> RECORD EXTRACTS
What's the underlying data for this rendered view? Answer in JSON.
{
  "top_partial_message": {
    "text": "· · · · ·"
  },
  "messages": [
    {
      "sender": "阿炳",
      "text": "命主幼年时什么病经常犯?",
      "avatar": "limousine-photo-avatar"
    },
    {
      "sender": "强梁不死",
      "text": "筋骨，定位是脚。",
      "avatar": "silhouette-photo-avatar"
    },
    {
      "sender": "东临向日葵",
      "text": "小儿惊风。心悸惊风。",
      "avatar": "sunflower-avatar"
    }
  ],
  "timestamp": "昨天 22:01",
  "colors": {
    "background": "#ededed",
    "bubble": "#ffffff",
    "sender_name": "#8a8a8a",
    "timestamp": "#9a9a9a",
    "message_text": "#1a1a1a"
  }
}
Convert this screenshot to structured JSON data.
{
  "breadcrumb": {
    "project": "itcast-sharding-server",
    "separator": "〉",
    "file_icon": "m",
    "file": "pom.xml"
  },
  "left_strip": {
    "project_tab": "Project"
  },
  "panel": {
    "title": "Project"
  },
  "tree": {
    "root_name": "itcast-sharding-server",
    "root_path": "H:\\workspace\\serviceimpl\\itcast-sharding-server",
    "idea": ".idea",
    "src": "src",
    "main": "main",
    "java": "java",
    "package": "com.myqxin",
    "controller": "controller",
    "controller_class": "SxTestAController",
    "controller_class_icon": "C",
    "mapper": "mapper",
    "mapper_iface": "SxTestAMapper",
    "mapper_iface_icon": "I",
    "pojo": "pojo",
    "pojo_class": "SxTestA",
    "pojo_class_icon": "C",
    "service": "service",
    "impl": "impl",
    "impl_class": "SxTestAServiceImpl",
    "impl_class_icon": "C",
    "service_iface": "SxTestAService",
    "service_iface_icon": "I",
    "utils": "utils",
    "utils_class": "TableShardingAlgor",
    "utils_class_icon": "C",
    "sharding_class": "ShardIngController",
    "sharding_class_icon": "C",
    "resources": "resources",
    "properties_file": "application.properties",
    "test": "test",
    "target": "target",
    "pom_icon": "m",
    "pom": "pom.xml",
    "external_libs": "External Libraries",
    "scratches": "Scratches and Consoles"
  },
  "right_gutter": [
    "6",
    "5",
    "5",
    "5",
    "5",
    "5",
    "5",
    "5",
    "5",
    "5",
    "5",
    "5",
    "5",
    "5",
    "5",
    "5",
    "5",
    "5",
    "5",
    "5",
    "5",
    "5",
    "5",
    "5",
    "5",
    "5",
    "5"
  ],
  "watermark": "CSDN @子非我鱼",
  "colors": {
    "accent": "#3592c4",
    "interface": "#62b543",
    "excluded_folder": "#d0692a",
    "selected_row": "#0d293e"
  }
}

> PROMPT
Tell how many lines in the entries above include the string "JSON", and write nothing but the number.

> EXPECTED ANSWER
2